"We find that a national Do Not E-Mail registry would be ineffective and burdensome for consumers," FTC chairman Timothy Muris said at a Washington news conference.
The report--as mandated by the Can-Spam Act of 2003--concludes that absent any means to authenticate messages, such a registry could not be enforced effectively, would not reduce spam, and might actually increase it.
The FTC observes that it would be largely powerless, without authentication, to stop spammers from misusing the registry. And it notes that such a list would present privacy problems. While a Do Not E-Mail list might keep marketers away from children, the report cautions that pedophiles could use it to target children.
To address the issue of authentication, the FTC said that it would be sponsoring a Fall 2004 Authentication Summit to discuss possible message- and sender-identification schemes and how they might be deployed.
The FTC is hoping an E-mail authentication standard will emerge from the private market. But should a clear leader fail to surface, the commission recommends convening a Federal Advisory Committee to determine a viable standard that could be federally mandated.

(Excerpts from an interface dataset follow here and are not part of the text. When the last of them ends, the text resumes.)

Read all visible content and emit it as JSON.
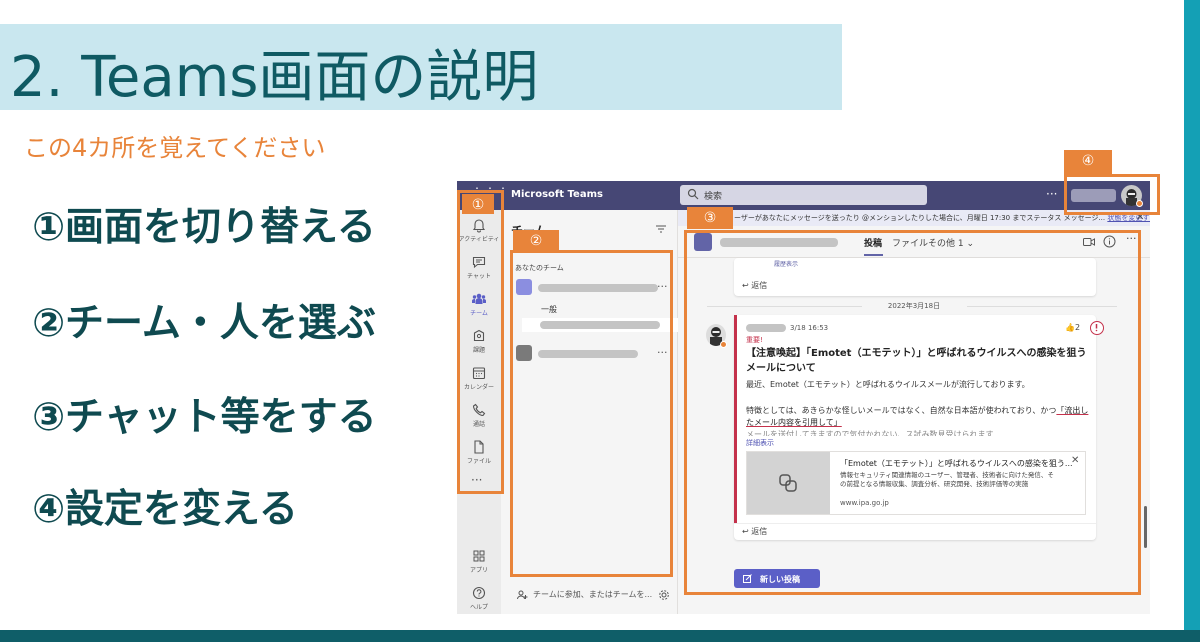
{
  "slide": {
    "title": "2. Teams画面の説明",
    "subtitle": "この4カ所を覚えてください",
    "steps": [
      "①画面を切り替える",
      "②チーム・人を選ぶ",
      "③チャット等をする",
      "④設定を変える"
    ],
    "markers": [
      "①",
      "②",
      "③",
      "④"
    ],
    "colors": {
      "title_band": "#c9e7ef",
      "title_text": "#0f5a63",
      "accent_orange": "#e8843a",
      "step_text": "#0f4a50",
      "teal_bar": "#14a0b5"
    }
  },
  "teams": {
    "app_name": "Microsoft Teams",
    "search_placeholder": "検索",
    "more_label": "···",
    "rail": [
      {
        "icon": "bell-icon",
        "label": "アクティビティ"
      },
      {
        "icon": "chat-icon",
        "label": "チャット"
      },
      {
        "icon": "teams-icon",
        "label": "チーム",
        "active": true
      },
      {
        "icon": "assignment-icon",
        "label": "課題"
      },
      {
        "icon": "calendar-icon",
        "label": "カレンダー"
      },
      {
        "icon": "phone-icon",
        "label": "通話"
      },
      {
        "icon": "file-icon",
        "label": "ファイル"
      }
    ],
    "rail_more": "···",
    "rail_bottom": [
      {
        "icon": "apps-icon",
        "label": "アプリ"
      },
      {
        "icon": "help-icon",
        "label": "ヘルプ"
      }
    ],
    "list": {
      "heading": "チーム",
      "section": "あなたのチーム",
      "channel_general": "一般",
      "join_text": "チームに参加、またはチームを..."
    },
    "notification": {
      "text": "ーザーがあなたにメッセージを送ったり @メンションしたりした場合に、月曜日 17:30 までステータス メッセージ...",
      "link": "状態を変更する。",
      "close": "✕"
    },
    "channel": {
      "tabs": [
        "投稿",
        "ファイル",
        "その他 1"
      ],
      "tab_more_suffix": "⌄"
    },
    "top_snippet": "履歴表示",
    "reply_label": "返信",
    "date_separator": "2022年3月18日",
    "post": {
      "time": "3/18 16:53",
      "likes": "2",
      "important": "重要!",
      "title": "【注意喚起】「Emotet（エモテット）」と呼ばれるウイルスへの感染を狙うメールについて",
      "body1": "最近、Emotet（エモテット）と呼ばれるウイルスメールが流行しております。",
      "body2_pre": "特徴としては、あきらかな怪しいメールではなく、自然な日本語が使われており、かつ",
      "body2_link": "「流出したメール内容を引用して」",
      "faded": "メールを送付してきますので気付かれない、ス試み数見受けられます",
      "detail": "詳細表示",
      "link_card": {
        "title": "「Emotet（エモテット）」と呼ばれるウイルスへの感染を狙う...",
        "desc": "情報セキュリティ関連情報のユーザー、管理者、技術者に向けた発信、その前提となる情報収集、調査分析、研究開発、技術評価等の実施",
        "url": "www.ipa.go.jp",
        "close": "✕"
      }
    },
    "new_post": "新しい投稿"
  }
}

Microsoft and Yahoo have offered E-mail authentication proposals to the Internet Engineering Task Force, an open group of technical professionals concerned with the evolution and operation of the Internet.
Microsoft's Caller ID for E-mail, which was merged recently with SPF, another popular authentication scheme, focuses on eliminating domain spoofing by verifying the domain a message came from. Yahoo's DomainKeys focuses on verifying the header information within an E-mail message using cryptographic techniques. The two proposals are seen as complementary.